* Task goal
Show each line of the data below in which "JSON" occurs.
------------------------
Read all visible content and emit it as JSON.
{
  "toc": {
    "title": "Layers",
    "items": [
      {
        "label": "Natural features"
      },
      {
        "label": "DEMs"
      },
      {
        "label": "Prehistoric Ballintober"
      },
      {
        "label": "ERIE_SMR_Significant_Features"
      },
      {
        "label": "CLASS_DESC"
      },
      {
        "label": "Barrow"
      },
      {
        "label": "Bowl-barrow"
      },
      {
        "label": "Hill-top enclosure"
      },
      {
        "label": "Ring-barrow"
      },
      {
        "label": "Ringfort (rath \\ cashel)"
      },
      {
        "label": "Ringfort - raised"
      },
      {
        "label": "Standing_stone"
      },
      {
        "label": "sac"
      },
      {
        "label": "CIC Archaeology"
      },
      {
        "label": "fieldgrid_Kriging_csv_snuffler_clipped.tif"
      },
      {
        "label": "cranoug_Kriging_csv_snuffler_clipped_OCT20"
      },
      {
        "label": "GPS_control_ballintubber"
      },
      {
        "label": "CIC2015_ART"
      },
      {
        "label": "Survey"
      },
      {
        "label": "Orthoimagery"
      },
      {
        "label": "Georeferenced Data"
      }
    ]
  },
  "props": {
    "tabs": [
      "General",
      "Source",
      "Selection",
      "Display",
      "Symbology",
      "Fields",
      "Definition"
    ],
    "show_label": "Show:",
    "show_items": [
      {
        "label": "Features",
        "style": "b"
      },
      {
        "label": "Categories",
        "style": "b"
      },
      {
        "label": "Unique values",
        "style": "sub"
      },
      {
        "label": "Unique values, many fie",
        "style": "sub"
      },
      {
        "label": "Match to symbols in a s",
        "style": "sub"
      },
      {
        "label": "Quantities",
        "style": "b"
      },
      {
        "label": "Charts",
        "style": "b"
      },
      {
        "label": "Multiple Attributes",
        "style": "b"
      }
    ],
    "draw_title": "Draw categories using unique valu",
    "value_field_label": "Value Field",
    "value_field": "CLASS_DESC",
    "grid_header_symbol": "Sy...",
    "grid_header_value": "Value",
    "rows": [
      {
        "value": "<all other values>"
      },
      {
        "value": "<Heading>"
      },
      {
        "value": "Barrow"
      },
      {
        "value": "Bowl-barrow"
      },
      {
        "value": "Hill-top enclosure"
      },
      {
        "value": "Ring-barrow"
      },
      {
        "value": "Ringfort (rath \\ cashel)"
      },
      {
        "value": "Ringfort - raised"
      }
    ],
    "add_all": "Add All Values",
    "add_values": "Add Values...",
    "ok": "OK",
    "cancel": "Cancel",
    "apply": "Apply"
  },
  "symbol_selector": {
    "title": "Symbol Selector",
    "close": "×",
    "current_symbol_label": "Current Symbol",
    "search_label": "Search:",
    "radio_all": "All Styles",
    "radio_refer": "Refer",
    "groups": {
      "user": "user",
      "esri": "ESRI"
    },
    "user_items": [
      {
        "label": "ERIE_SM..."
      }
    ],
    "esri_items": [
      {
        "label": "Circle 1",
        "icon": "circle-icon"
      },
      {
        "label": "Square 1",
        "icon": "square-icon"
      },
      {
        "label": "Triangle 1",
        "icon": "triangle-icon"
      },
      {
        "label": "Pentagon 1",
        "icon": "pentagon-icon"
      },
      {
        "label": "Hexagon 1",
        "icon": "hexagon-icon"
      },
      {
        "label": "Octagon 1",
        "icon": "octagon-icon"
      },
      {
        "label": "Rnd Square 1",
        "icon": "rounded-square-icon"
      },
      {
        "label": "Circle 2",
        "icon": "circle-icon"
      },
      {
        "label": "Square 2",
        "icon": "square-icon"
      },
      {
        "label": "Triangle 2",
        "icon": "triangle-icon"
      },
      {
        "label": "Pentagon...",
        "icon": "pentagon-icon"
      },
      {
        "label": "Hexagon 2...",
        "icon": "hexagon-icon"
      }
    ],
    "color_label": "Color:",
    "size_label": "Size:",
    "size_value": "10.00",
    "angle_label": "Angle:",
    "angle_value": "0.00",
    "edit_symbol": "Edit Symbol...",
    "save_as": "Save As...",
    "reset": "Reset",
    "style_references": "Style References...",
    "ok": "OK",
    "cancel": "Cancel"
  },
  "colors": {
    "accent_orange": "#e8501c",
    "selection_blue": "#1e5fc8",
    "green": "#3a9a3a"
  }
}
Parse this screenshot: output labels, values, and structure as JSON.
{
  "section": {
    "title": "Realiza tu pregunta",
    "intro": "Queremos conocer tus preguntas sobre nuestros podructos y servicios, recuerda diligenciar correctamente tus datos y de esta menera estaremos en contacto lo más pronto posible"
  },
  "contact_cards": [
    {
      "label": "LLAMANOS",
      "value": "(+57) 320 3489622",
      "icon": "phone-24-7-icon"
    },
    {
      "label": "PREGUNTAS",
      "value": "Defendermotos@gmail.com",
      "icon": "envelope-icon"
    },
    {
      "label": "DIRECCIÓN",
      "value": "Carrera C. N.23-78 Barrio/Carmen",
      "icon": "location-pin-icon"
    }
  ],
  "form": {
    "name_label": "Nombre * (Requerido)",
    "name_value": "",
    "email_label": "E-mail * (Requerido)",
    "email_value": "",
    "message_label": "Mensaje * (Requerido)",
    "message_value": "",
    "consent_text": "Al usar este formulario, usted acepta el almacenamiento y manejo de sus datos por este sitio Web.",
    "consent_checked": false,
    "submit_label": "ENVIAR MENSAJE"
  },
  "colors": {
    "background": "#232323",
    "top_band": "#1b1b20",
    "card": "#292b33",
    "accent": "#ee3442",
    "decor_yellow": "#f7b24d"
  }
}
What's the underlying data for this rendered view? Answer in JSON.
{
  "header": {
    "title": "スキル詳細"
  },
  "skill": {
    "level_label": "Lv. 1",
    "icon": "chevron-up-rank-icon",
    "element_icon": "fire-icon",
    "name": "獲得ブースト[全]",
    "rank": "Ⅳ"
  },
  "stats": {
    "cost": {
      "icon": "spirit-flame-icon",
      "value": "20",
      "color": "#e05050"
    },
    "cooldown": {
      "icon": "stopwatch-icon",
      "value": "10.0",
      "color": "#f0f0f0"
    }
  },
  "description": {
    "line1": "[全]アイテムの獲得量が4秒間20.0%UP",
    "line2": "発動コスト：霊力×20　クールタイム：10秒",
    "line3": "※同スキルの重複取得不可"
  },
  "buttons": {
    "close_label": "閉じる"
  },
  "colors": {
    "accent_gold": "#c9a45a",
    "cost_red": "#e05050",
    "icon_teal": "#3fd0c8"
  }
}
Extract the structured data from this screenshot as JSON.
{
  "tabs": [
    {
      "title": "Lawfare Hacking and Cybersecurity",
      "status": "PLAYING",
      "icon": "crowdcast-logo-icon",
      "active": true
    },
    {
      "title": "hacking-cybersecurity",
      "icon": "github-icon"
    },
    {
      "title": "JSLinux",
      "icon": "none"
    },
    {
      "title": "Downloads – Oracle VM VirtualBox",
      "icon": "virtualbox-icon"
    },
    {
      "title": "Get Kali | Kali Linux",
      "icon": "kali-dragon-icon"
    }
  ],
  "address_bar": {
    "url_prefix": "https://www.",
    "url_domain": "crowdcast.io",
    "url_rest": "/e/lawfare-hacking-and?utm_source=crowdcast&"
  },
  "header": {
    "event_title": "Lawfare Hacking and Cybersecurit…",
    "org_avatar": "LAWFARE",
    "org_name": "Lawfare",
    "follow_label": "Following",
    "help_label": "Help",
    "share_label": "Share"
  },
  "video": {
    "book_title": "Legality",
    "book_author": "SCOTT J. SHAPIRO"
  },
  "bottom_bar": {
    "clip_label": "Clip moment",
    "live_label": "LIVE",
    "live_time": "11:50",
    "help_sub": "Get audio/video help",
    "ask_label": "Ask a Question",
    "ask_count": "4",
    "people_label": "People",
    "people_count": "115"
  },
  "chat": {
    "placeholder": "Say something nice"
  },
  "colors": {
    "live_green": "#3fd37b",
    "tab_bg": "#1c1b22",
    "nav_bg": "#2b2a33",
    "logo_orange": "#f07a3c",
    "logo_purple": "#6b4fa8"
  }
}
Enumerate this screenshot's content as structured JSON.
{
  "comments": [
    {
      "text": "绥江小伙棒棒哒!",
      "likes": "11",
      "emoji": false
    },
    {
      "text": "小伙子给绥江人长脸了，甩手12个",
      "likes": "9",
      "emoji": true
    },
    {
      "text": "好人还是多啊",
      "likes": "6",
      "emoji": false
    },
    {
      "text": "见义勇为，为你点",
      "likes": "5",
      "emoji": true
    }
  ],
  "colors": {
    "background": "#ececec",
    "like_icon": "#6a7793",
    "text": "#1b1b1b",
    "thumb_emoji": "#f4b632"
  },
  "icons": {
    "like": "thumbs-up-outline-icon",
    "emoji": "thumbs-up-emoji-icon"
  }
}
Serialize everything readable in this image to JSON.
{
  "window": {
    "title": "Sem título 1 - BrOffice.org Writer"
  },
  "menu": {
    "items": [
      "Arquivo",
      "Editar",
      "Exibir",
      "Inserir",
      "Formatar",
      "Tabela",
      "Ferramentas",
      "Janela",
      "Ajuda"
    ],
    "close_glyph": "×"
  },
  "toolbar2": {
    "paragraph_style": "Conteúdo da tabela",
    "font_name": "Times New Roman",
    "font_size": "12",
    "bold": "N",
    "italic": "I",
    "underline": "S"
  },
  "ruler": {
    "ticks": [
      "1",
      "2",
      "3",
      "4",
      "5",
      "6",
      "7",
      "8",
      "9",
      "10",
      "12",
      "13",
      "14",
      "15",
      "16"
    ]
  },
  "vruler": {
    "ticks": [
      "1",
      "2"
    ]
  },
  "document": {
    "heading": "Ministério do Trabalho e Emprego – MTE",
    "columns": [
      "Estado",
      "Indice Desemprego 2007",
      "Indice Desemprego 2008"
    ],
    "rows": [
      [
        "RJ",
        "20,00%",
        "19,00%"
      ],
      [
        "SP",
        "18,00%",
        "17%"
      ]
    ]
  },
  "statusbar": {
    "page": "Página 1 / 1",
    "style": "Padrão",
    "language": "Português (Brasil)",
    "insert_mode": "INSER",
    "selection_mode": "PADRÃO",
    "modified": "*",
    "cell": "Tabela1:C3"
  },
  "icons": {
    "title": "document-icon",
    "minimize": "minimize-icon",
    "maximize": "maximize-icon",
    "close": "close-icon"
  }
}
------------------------
* Answer to this task
Read all visible content and emit it as JSON.
Parse this screenshot: output labels, values, and structure as JSON.
What's the underlying data for this rendered view? Answer in JSON.
Extract the structured data from this screenshot as JSON.
Enumerate this screenshot's content as structured JSON.
Serialize everything readable in this image to JSON.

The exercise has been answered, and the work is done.